By the time the 1970 festival was over, I’d recorded about 18 hours of highlights from those festivals. Over the years I’ve listened back to them and wished I could have made recordings directly from the mixing board, but instead these were made from the audience and dependent on the sounds that were amplified by the mics, the PA system and the musicians’ own instrument amplifiers. Compared with the sound of studio-made recordings, their technical quality is fair at best; but they are reasonably faithful reproductions of the sound that the festival audience heard. I took one of those recordings, a song by Magic Sam, and put it in Worlds of Music, but other than that none of the recordings ever was published and few of them circulated. At the time, I was under the impression that both festivals were being recorded by professional sound technicians, targeted for issue on LP recordings soon afterwards. A sound truck from Atlantic Records was prominent at the 1970 festival, and I worried that our band’s performance might not have been up to their standard. I need not have worried, because no recordings ever were released; and years later, I was told that those professional recordings had somehow disappeared. I knew that at least one other person, John Fishel, had made recordings from the audience, as I had done, because some of his were issued by Delmark Records several years later; but until a couple of years ago when his brother and his son were in touch with me about my recordings, I hadn’t realized that ours were the only ones to survive, more than forty years later.
Jim Fishel was in touch with me asking whether I still had those recordings and if so, what were they, and would it be possible to use one or two for a reissue project that he and his son Parker were proposing through a retro Nashville outfit, Third Man Records.

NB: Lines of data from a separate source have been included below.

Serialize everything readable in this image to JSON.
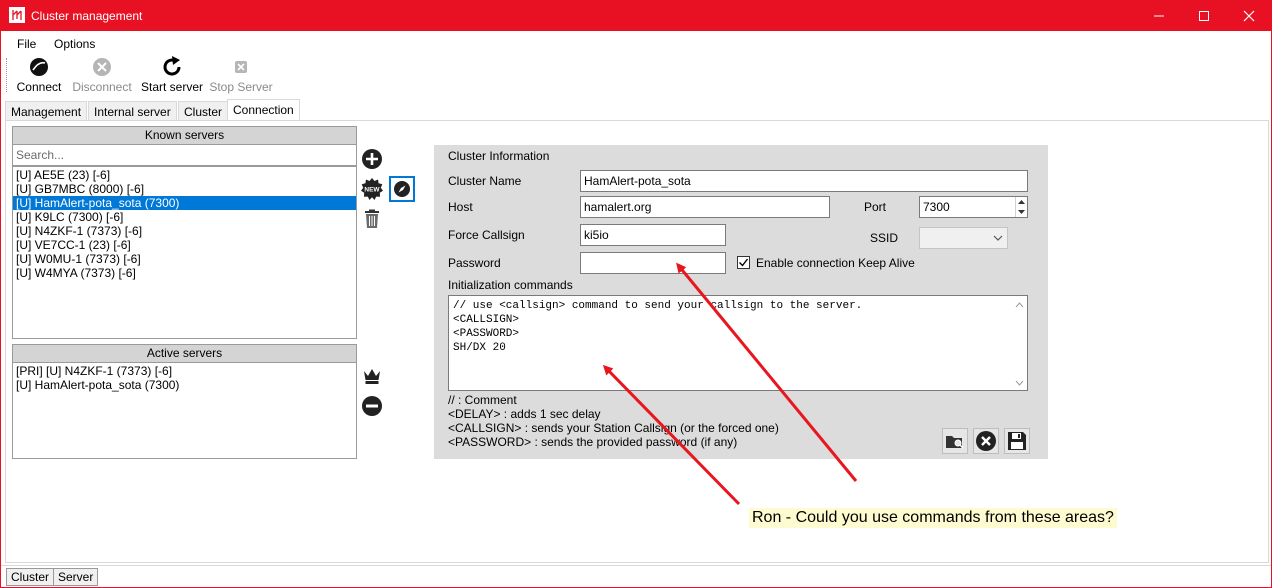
{
  "window": {
    "title": "Cluster management",
    "controls": [
      "minimize",
      "maximize",
      "close"
    ]
  },
  "menu": [
    "File",
    "Options"
  ],
  "toolbar": {
    "connect": "Connect",
    "disconnect": "Disconnect",
    "start_server": "Start server",
    "stop_server": "Stop Server"
  },
  "tabs": [
    "Management",
    "Internal server",
    "Cluster",
    "Connection"
  ],
  "active_tab": "Connection",
  "known_servers": {
    "header": "Known servers",
    "search_placeholder": "Search...",
    "items": [
      "[U] AE5E (23) [-6]",
      "[U] GB7MBC (8000) [-6]",
      "[U] HamAlert-pota_sota (7300)",
      "[U] K9LC (7300) [-6]",
      "[U] N4ZKF-1 (7373) [-6]",
      "[U] VE7CC-1 (23) [-6]",
      "[U] W0MU-1 (7373) [-6]",
      "[U] W4MYA (7373) [-6]"
    ],
    "selected": "[U] HamAlert-pota_sota (7300)"
  },
  "active_servers": {
    "header": "Active servers",
    "items": [
      "[PRI] [U] N4ZKF-1 (7373) [-6]",
      "[U] HamAlert-pota_sota (7300)"
    ]
  },
  "cluster_info": {
    "group_title": "Cluster Information",
    "name_label": "Cluster Name",
    "name_value": "HamAlert-pota_sota",
    "host_label": "Host",
    "host_value": "hamalert.org",
    "port_label": "Port",
    "port_value": "7300",
    "force_callsign_label": "Force Callsign",
    "force_callsign_value": "ki5io",
    "ssid_label": "SSID",
    "ssid_value": "",
    "password_label": "Password",
    "keepalive_label": "Enable connection Keep Alive",
    "keepalive_checked": true,
    "init_label": "Initialization commands",
    "init_lines": [
      "// use <callsign> command to send your callsign to the server.",
      "<CALLSIGN>",
      "<PASSWORD>",
      "SH/DX 20"
    ],
    "help_lines": [
      "// : Comment",
      "<DELAY> : adds 1 sec delay",
      "<CALLSIGN> : sends your Station Callsign (or the forced one)",
      "<PASSWORD> : sends the provided password (if any)"
    ]
  },
  "annotation": {
    "text": "Ron - Could you use commands from these areas?",
    "arrow_color": "#e8161e"
  },
  "status_tabs": [
    "Cluster",
    "Server"
  ],
  "colors": {
    "title_bar": "#e81123",
    "selection": "#0078d7",
    "group_bg": "#dcdcdc"
  }
}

They were planning to release a vinyl LP set commemorating the 1969 festival in recordings, for the niche audience for blues was also inclined toward the older formats, such as vinyl, rather than CD. In fact, back in the 1960s when LPs were current, many blues aficionados preferred the sound from the original shellac 78 rpm records. Jim and Parker were especially interested in my recordings of Son House; later, it turned out he wanted to hear what I had recorded of Freddy King. I retrieved these and digitized them, edited them, and sent them along. Parker was very pleased with the results, and it now looks as if some or all of them will make it onto the reissue. The Fishels are doing this in the right way, licensing the recordings and paying the musicians or their heirs. The music from both festivals was magnificent; and although these recordings don’t have the sound quality of those made with professional equipment, their sound quality has something in its favor that high fidelity recordings from that era do not. That is, in keeping with the retro aesthetic, they have the quality of being well worn, or broken in, with the aura of good and proper use about them. There is something in the hipster aesthetic that prefers the older analog sound (tube equipment, etc.) to the pristine sterility of digital sound. Like a black and white still photograph, these recordings evoke the historical past, which of course they now represent.
|Son House. Photo ©1970 by Jeff Todd Titon.|